At once thrilling and historically edifying, The Postmistress of Paris illuminates the often overlooked stories of non-Jewish people who put their lives on the line during World War II to help refugees escape Europe. The efforts of the Emergency Rescue committee serve as a testament to the power of resistance in the face of barbarism.
Author Meg Waite Clayton fictionalizes the life of heiress Mary Jayne Gold through the character of Nanée, an independent, progressive socialite who cannot look away from the struggles of the Jews in her free-spirited social circle. She knows she can always go home to America, but she also knows her American citizenship is an indispensable asset to getting the artists and intellectuals she loves out of danger.
Nights of drawing exquisite corpses with Andre Breton and other surrealist artists turn into brainstorming sessions with the American Journalist Varian Fry, the real-life figure behind the efforts to smuggle out refugees from Vichy France. Huddled together in the Villa Air-Bel, a safe haven in Marseille arranged by Fry, Nanée and the rest of the rescue committee dare to do what few others in their positions would choose to do.

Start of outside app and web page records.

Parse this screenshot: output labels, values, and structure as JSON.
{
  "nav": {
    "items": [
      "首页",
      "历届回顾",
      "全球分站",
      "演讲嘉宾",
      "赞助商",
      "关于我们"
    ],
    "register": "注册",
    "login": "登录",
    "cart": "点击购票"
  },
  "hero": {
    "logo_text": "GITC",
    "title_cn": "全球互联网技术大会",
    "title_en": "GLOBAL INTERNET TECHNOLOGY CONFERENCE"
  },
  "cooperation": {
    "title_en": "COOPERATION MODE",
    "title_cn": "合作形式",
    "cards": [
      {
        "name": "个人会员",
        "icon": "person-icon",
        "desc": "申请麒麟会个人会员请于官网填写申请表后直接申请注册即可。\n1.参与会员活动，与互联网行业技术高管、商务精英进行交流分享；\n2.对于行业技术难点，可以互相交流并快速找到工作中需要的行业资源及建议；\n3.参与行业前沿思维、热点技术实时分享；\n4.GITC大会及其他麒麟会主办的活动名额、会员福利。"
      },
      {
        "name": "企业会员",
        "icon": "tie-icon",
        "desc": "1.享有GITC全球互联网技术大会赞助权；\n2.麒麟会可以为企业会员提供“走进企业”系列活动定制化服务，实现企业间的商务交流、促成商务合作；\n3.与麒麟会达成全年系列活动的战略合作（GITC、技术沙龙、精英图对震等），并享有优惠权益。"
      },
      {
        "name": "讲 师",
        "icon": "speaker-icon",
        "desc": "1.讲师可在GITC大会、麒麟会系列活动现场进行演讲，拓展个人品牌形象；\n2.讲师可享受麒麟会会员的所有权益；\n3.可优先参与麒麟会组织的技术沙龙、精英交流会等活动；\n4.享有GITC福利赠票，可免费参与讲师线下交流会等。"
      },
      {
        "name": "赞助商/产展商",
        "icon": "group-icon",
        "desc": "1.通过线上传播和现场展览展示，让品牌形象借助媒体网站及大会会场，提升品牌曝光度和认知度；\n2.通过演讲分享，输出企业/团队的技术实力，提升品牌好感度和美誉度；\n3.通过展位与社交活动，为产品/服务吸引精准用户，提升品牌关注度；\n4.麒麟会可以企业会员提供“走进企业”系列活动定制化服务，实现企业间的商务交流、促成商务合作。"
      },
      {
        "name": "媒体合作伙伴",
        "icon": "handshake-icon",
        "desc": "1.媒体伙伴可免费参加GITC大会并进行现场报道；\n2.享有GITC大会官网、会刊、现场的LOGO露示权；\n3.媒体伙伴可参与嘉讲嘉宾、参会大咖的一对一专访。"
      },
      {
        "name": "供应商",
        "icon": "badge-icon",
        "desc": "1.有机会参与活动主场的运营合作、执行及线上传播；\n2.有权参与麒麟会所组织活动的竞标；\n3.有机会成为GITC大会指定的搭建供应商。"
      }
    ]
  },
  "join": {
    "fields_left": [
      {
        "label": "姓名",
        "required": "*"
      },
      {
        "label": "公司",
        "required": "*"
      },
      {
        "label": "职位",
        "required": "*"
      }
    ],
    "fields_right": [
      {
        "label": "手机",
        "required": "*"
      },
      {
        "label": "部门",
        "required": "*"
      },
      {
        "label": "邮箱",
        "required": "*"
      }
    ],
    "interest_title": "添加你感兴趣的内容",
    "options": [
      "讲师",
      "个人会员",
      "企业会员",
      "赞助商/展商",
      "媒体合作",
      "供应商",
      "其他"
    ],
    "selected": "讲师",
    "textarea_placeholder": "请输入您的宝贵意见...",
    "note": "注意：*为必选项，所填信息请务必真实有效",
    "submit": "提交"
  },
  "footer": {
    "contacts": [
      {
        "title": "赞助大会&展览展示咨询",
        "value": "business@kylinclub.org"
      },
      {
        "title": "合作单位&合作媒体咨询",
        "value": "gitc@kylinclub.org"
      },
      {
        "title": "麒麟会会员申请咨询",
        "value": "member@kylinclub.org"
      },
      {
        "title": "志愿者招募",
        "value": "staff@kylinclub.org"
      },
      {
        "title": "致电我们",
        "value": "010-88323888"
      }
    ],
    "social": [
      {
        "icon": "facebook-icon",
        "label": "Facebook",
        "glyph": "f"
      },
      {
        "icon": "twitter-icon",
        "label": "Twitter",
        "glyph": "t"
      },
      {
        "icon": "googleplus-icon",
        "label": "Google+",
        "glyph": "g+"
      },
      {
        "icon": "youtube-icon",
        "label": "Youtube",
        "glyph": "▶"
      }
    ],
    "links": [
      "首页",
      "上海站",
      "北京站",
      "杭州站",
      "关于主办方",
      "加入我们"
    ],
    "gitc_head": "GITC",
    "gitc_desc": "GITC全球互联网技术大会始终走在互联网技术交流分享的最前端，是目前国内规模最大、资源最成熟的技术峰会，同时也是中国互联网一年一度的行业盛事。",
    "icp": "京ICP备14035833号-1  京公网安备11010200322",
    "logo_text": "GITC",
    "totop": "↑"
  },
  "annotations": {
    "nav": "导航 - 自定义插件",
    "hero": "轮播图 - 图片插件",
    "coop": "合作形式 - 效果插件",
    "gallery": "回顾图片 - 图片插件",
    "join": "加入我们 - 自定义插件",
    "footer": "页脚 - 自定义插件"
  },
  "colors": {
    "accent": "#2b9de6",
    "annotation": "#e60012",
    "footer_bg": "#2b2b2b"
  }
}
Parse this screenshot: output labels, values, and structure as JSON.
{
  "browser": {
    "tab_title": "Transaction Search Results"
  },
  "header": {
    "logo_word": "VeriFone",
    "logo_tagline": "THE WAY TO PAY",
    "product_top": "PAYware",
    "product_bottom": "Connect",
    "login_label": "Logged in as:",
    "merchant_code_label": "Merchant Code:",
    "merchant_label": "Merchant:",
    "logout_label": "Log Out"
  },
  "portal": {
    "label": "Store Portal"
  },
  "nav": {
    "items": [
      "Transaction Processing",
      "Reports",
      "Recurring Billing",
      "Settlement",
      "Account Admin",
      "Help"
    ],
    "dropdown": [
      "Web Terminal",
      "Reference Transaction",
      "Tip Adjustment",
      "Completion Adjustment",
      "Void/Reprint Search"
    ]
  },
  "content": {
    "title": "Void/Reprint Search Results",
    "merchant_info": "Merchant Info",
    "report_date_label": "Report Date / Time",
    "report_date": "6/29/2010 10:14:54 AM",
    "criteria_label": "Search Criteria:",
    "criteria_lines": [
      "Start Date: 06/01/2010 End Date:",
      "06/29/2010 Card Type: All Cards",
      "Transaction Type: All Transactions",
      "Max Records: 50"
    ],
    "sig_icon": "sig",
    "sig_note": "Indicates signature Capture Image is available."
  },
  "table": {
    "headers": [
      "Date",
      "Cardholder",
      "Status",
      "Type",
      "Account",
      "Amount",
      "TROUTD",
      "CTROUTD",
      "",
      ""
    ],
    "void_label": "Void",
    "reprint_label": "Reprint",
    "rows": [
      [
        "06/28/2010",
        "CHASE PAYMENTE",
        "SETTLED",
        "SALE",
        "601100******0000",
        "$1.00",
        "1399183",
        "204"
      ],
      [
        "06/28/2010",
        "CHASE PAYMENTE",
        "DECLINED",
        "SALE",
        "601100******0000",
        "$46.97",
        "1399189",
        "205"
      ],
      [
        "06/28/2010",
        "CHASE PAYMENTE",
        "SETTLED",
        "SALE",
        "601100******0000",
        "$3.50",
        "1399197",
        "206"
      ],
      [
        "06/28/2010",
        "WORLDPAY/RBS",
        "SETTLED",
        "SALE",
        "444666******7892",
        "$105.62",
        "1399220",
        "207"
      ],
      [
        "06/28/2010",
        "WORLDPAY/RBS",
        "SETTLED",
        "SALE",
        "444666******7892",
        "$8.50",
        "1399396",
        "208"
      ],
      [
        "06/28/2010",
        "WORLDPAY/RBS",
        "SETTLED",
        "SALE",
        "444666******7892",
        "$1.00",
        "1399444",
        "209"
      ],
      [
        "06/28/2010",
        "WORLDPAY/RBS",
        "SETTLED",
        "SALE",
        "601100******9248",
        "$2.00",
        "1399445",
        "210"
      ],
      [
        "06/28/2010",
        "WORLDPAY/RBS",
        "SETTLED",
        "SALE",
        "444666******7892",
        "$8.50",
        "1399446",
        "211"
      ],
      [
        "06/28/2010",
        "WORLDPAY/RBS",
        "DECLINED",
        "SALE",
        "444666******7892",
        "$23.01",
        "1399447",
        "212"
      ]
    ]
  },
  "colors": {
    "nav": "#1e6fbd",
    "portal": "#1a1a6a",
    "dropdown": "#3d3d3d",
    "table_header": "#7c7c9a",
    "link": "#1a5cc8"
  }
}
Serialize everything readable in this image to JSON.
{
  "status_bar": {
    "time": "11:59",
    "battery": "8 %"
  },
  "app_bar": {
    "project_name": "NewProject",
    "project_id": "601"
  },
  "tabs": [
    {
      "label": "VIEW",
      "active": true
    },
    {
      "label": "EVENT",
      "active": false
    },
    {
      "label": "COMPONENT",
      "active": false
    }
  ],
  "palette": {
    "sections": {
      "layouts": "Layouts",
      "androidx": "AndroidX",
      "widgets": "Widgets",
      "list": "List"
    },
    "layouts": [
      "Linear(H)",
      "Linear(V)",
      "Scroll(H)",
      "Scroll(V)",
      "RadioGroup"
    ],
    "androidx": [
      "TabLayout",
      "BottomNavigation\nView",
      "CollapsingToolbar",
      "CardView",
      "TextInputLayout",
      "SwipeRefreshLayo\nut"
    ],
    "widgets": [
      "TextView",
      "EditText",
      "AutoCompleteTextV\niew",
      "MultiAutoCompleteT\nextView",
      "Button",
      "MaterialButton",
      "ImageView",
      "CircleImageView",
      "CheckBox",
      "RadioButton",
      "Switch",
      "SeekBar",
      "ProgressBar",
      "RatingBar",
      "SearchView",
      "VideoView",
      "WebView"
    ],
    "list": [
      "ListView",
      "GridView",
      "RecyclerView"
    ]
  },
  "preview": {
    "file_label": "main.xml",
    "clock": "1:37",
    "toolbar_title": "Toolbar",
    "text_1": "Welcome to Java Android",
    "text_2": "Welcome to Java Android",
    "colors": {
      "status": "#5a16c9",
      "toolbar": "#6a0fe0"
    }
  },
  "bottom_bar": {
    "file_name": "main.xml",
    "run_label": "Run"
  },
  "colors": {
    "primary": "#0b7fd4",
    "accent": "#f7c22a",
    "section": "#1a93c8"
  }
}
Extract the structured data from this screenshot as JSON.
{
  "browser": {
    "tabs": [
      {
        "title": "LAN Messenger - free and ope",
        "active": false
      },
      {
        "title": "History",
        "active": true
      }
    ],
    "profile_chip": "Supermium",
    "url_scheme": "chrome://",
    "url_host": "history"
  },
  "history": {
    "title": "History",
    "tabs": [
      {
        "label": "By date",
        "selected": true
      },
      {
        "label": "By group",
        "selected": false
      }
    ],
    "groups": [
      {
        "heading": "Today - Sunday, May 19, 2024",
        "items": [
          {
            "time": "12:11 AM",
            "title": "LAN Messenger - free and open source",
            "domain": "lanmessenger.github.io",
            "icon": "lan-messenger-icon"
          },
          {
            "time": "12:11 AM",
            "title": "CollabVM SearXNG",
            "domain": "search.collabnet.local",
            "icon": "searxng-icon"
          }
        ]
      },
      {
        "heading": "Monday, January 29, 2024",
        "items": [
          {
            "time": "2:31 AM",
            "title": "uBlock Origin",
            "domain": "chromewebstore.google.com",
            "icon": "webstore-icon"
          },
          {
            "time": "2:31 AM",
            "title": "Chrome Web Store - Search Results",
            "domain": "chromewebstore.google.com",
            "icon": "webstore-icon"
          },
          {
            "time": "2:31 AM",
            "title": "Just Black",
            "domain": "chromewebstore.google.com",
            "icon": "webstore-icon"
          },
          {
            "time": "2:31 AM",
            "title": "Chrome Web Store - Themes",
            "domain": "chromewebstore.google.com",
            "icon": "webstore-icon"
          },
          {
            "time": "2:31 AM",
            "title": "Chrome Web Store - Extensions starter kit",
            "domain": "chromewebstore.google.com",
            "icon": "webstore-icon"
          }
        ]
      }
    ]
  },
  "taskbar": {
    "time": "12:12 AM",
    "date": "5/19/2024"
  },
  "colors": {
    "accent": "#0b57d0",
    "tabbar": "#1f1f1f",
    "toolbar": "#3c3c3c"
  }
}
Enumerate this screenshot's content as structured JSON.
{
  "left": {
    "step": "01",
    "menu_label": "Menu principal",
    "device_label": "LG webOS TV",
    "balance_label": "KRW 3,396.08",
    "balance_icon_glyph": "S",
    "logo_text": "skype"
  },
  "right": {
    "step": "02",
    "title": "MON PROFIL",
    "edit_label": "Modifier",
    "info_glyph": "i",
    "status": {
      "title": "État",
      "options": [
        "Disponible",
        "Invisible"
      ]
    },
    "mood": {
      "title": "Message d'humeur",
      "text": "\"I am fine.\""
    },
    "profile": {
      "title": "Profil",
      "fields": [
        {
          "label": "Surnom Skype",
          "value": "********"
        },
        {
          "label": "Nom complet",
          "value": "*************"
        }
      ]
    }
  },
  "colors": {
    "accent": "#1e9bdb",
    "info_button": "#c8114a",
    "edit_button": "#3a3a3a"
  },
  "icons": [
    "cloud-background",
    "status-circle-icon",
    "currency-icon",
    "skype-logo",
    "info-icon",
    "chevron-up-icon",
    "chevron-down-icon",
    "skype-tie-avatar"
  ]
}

A character who could so easily come off as fanciful – an heiress who lives in Paris and flies planes with her dog, Dagobert – is, in Clayton’s hands, authentically multidimensional. The consequences of some of Nanée’s decisions greatly traumatize her. She grapples with the grief of losing her father and with the conservative morals instilled in her by the wealthy milieu in which she grew up in Evanston, Illinois. Her dogged determination to fight against the forces of fascism makes her an indelible figure.
The novel is propelled by Nanée’s love affair with the photographer Eduoard Moss; Moss’s own relationship with his daughter, Luki; and Moss’s memories of his deceased wife. Moss is a fictional character, but he resembles many of the persecuted Jewish artists who tried with their work, against all odds, to shed light on the truth of their times. Moss’s ordeal in the internment camp Camp des Milles is achingly rendered. When he contemplates the use of making art in such conditions to his fellow internee, the real artist Max Ernst, Max reminds him, “It staves off hunger, making art does … It’s a balm for anger.”
In telling a spellbinding story, Clayton achieves what great historical fiction writers set out to do: educate the reader about the time period without seeming didactic. It’s a difficult balance to pull off, but The Postmistress of Paris makes it look easy.
Ariella Carmell is a Brooklyn-based writer of plays and prose. She graduated from the University of Chicago, where she studied literature and philosophy. Her work has appeared in Alma, the Sierra Nevada Review, the Brooklyn review, and elsewhere.